A smoke curtain, Figure 14, is a dense, vertical development of smoke rather than a horizontal
blanket over an area. It is placed between friendly and enemy positions. It is used to obscure or restrict
enemy ground observation of friendly positions and activities. It does not prevent enemy aerial
observation. Aircraft-mounted smoke systems are best for producing hasty smoke curtains. Lapse
conditions are favorable for the use of smoke curtains.
Figure 14. Smoke curtain.
Learning Event 4
IDENTIFY THE USES OF SMOKE AND THE IMPORTANCE OF COVER AND CONCEALMENT
You can use smoke on the battlefield to obscure, screen, deceive, identify, and signal.
Obscuring smoke is employed on enemy positions. It degrades the enemy's vision both within and
beyond his location. Smoke delivered on an enemy antitank guided missile (ATGM) position may
prevent the enemy from seeing or tracking targets, thereby reducing effectiveness. Employment of
obscuring smoke on an attacking armored force may cause it to reduce speed, change direction, deploy
prematurely, and/or rely on nonvisual means of command and control. Obscuring smoke may also be

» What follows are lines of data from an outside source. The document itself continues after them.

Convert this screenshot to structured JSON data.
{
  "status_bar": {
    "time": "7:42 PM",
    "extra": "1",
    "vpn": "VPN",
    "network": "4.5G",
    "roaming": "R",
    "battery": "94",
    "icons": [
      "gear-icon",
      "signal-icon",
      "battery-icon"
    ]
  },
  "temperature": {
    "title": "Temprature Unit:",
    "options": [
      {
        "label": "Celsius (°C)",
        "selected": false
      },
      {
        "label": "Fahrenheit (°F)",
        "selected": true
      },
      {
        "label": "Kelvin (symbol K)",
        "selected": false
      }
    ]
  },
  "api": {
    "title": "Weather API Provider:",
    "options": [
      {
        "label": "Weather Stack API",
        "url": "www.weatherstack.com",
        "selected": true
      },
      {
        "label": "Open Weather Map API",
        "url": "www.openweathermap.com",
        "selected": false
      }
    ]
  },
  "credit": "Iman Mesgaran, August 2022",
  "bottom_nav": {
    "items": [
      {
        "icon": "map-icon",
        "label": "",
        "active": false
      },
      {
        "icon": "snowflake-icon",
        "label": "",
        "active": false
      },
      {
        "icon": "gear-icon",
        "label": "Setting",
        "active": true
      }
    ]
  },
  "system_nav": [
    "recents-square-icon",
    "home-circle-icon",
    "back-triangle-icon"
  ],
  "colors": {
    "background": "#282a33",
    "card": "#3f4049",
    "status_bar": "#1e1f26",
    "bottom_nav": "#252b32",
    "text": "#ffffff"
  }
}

employed on forward observers to limit target acquisition capability.
Screening smoke is used in friendly operational areas or between friendly and enemy forces. It
degrades enemy ground and aerial observation and helps defeat or degrade enemy electro-optical
systems. Screening smoke also is employed to conceal ground maneuver, breaching and recovery
operations, key assembly areas, and supply routes.